(Interface dataset entries)
******************************

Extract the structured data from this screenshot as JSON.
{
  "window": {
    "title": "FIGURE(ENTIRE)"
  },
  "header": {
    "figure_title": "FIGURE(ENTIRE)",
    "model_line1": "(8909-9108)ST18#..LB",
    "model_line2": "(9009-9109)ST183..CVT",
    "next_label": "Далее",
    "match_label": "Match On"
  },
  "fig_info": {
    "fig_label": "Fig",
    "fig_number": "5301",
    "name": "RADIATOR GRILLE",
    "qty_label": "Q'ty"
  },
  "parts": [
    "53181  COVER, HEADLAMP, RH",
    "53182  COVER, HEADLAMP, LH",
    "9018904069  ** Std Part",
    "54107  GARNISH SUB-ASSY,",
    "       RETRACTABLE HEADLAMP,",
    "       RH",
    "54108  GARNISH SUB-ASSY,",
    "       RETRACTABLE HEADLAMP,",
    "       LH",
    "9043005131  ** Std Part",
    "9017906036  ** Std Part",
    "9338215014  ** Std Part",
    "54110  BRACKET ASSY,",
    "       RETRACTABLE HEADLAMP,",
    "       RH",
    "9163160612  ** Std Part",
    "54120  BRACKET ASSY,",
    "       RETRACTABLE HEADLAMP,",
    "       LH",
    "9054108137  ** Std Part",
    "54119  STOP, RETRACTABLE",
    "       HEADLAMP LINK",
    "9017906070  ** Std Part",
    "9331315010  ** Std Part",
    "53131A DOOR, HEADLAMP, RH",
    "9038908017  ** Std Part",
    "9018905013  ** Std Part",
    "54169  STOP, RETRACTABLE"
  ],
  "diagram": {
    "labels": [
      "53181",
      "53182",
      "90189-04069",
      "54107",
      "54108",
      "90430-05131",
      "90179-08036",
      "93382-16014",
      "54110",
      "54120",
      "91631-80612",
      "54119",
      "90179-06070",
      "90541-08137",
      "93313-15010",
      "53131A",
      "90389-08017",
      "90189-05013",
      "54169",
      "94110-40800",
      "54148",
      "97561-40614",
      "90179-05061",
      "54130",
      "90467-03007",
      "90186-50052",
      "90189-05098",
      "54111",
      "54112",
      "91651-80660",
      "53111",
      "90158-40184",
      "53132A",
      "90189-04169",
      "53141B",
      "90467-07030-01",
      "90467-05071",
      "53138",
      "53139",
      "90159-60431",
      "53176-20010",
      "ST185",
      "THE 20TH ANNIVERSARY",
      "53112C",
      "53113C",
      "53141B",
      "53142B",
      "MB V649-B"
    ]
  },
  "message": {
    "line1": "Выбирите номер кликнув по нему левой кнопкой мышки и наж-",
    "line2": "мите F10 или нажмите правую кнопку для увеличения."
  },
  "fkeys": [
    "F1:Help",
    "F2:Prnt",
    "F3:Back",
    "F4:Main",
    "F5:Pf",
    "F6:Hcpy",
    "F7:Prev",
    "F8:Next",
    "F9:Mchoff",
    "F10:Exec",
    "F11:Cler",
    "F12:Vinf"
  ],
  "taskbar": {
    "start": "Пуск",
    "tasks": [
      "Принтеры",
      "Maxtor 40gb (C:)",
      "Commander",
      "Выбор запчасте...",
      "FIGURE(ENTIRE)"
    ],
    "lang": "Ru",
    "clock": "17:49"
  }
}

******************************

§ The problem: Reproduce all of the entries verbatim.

§ Response:
Extract the structured data from this screenshot as JSON.
{
  "window": {
    "title": "FIGURE(ENTIRE)"
  },
  "header": {
    "figure_title": "FIGURE(ENTIRE)",
    "model_line1": "(8909-9108)ST18#..LB",
    "model_line2": "(9009-9109)ST183..CVT",
    "next_label": "Далее",
    "match_label": "Match On"
  },
  "fig_info": {
    "fig_label": "Fig",
    "fig_number": "5301",
    "name": "RADIATOR GRILLE",
    "qty_label": "Q'ty"
  },
  "parts": [
    "53181  COVER, HEADLAMP, RH",
    "53182  COVER, HEADLAMP, LH",
    "9018904069  ** Std Part",
    "54107  GARNISH SUB-ASSY,",
    "       RETRACTABLE HEADLAMP,",
    "       RH",
    "54108  GARNISH SUB-ASSY,",
    "       RETRACTABLE HEADLAMP,",
    "       LH",
    "9043005131  ** Std Part",
    "9017906036  ** Std Part",
    "9338215014  ** Std Part",
    "54110  BRACKET ASSY,",
    "       RETRACTABLE HEADLAMP,",
    "       RH",
    "9163160612  ** Std Part",
    "54120  BRACKET ASSY,",
    "       RETRACTABLE HEADLAMP,",
    "       LH",
    "9054108137  ** Std Part",
    "54119  STOP, RETRACTABLE",
    "       HEADLAMP LINK",
    "9017906070  ** Std Part",
    "9331315010  ** Std Part",
    "53131A DOOR, HEADLAMP, RH",
    "9038908017  ** Std Part",
    "9018905013  ** Std Part",
    "54169  STOP, RETRACTABLE"
  ],
  "diagram": {
    "labels": [
      "53181",
      "53182",
      "90189-04069",
      "54107",
      "54108",
      "90430-05131",
      "90179-08036",
      "93382-16014",
      "54110",
      "54120",
      "91631-80612",
      "54119",
      "90179-06070",
      "90541-08137",
      "93313-15010",
      "53131A",
      "90389-08017",
      "90189-05013",
      "54169",
      "94110-40800",
      "54148",
      "97561-40614",
      "90179-05061",
      "54130",
      "90467-03007",
      "90186-50052",
      "90189-05098",
      "54111",
      "54112",
      "91651-80660",
      "53111",
      "90158-40184",
      "53132A",
      "90189-04169",
      "53141B",
      "90467-07030-01",
      "90467-05071",
      "53138",
      "53139",
      "90159-60431",
      "53176-20010",
      "ST185",
      "THE 20TH ANNIVERSARY",
      "53112C",
      "53113C",
      "53141B",
      "53142B",
      "MB V649-B"
    ]
  },
  "message": {
    "line1": "Выбирите номер кликнув по нему левой кнопкой мышки и наж-",
    "line2": "мите F10 или нажмите правую кнопку для увеличения."
  },
  "fkeys": [
    "F1:Help",
    "F2:Prnt",
    "F3:Back",
    "F4:Main",
    "F5:Pf",
    "F6:Hcpy",
    "F7:Prev",
    "F8:Next",
    "F9:Mchoff",
    "F10:Exec",
    "F11:Cler",
    "F12:Vinf"
  ],
  "taskbar": {
    "start": "Пуск",
    "tasks": [
      "Принтеры",
      "Maxtor 40gb (C:)",
      "Commander",
      "Выбор запчасте...",
      "FIGURE(ENTIRE)"
    ],
    "lang": "Ru",
    "clock": "17:49"
  }
}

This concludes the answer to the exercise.